Member States should also ask themselves about the double standards when it comes to this Council taking action. Just this morning we came together, as a Council, and we were unable to muster the will to act to stop the flow of weapons going to killers in South Sudan, who are perpetrating mass atrocities that the UN has said could lead to genocide. We couldn’t come together just to stem the flow of arms. Earlier this month, this Council could not muster the will to adopt the simplest of resolutions calling for a seven-day pause in the savage bombardment of innocent civilians, hospitals, and schools in Aleppo. Yet when a resolution on Israel comes before this Council, members suddenly summon the will to act.
Samantha Power is correct that the Israelis would listen to the United Nations more if it was seen as an honest broker trying to bring peace to the region. I hope that one day there will be peace between the Israelis and the Palestinians. It will happen when the parties sit down and negotiate.
One-sided UN resolutions that focus on Israel only encourage the Palestinians to remain intractable. The good news is that this resolution is not legally binding. In fact, most of the resolutions at the UN are not binding by international law.
All of the resolutions from the UN General Assembly are non-binding proposals, which are only worth looking at to determine the current mood of the member states.

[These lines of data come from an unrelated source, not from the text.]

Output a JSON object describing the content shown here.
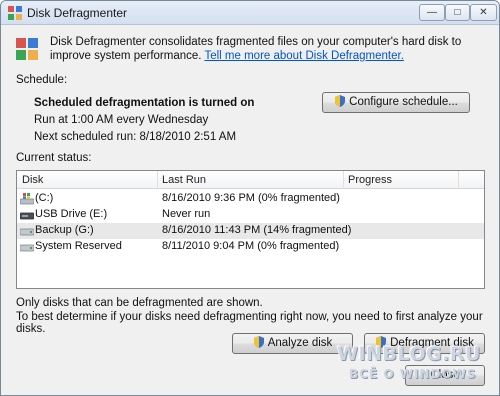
{
  "window": {
    "title": "Disk Defragmenter",
    "controls": {
      "minimize_icon": "minimize-icon",
      "maximize_icon": "maximize-icon",
      "close_icon": "close-icon"
    }
  },
  "intro": {
    "text": "Disk Defragmenter consolidates fragmented files on your computer's hard disk to improve system performance.",
    "link": "Tell me more about Disk Defragmenter."
  },
  "schedule": {
    "label": "Schedule:",
    "status": "Scheduled defragmentation is turned on",
    "run_at": "Run at 1:00 AM every Wednesday",
    "next_run": "Next scheduled run: 8/18/2010 2:51 AM",
    "configure_button": "Configure schedule..."
  },
  "current_status": {
    "label": "Current status:",
    "columns": [
      "Disk",
      "Last Run",
      "Progress"
    ],
    "rows": [
      {
        "disk": "(C:)",
        "last_run": "8/16/2010 9:36 PM (0% fragmented)",
        "progress": "",
        "icon": "windows-drive-icon",
        "selected": false
      },
      {
        "disk": "USB Drive (E:)",
        "last_run": "Never run",
        "progress": "",
        "icon": "usb-drive-icon",
        "selected": false
      },
      {
        "disk": "Backup (G:)",
        "last_run": "8/16/2010 11:43 PM (14% fragmented)",
        "progress": "",
        "icon": "hard-drive-icon",
        "selected": true
      },
      {
        "disk": "System Reserved",
        "last_run": "8/11/2010 9:04 PM (0% fragmented)",
        "progress": "",
        "icon": "hard-drive-icon",
        "selected": false
      }
    ]
  },
  "notes": {
    "line1": "Only disks that can be defragmented are shown.",
    "line2": "To best determine if your disks need defragmenting right now, you need to first analyze your disks."
  },
  "buttons": {
    "analyze": "Analyze disk",
    "defragment": "Defragment disk",
    "close": "Close"
  },
  "watermark": {
    "line1": "WINBLOG.RU",
    "line2": "ВСЁ О WINDOWS"
  },
  "colors": {
    "link": "#0055cc",
    "selection": "#e8e8e8",
    "titlebar": "#d3dff0"
  }
}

The Security Council resolutions are based on either Chapter VI or Chapter VII of the UN Charter. The first kind of Security Council resolution is based on Chapter VI of the UN Charter, which is entitled: “Peaceful Settlement of Disputes.”
All of the resolutions, pertaining to Israel, including the one passed this past week, are Chapter VI resolutions. Chapter VI resolutions are not legally binding.
After Iraq invaded Kuwait in 1990, all of the resolutions in regards to Iraq were based on Chapter VII of the UN Charter. This chapter is appropriately entitled: “Action with Respect to Threats to the Peace, Breaches of the Peace, and Acts of Aggression.” Unlike Chapter VI resolutions, those under Chapter VII are legally binding. At least none of these has yet been directed at Israel.
Meanwhile, the Obama administration’s parting shot at Israel shows just how much President Obama detests Prime Minister Netanyahu. I have no doubt the Trump administration will be have a much better relationship with Israel.
As Donald Trump said in his AIPAC speech earlier this year, “The United Nations is not a friend of democracy. It’s not a friend to freedom. It’s not a friend even to the United States of America.… And it surely isn’t a friend to Israel.” In the same speech, Trump said:
When you live in a society where athletes and movie stars are heroes, little kids want to be athletes and movie stars. In Palestinian society, the heroes are those who murder Jews — we can’t let this continue. You cannot achieve peace if terrorists are treated as martyrs. Glorifying terrorists is a tremendous barrier to peace.… There is no moral equivalency. Israel does not name public squares after terrorists. Israel does not pay its children to stab random Palestinians.
President-elect Trump also pointed out in this speech that Obama’s approach to Israel was wrong:
President Obama thinks that applying pressure to Israel will force the issue, but it’s precisely the opposite. Already, half the population of Palestine has been taken over by the Palestinian ISIS in Hamas, and the other half refuses to confront the first half, so it’s a very difficult situation, but when the United States stands with Israel, the chances of peace actually rise.
I am disappointed with this vote, but it is not legally binding. I am also glad that we will soon have a new president who is a real friend of Israel.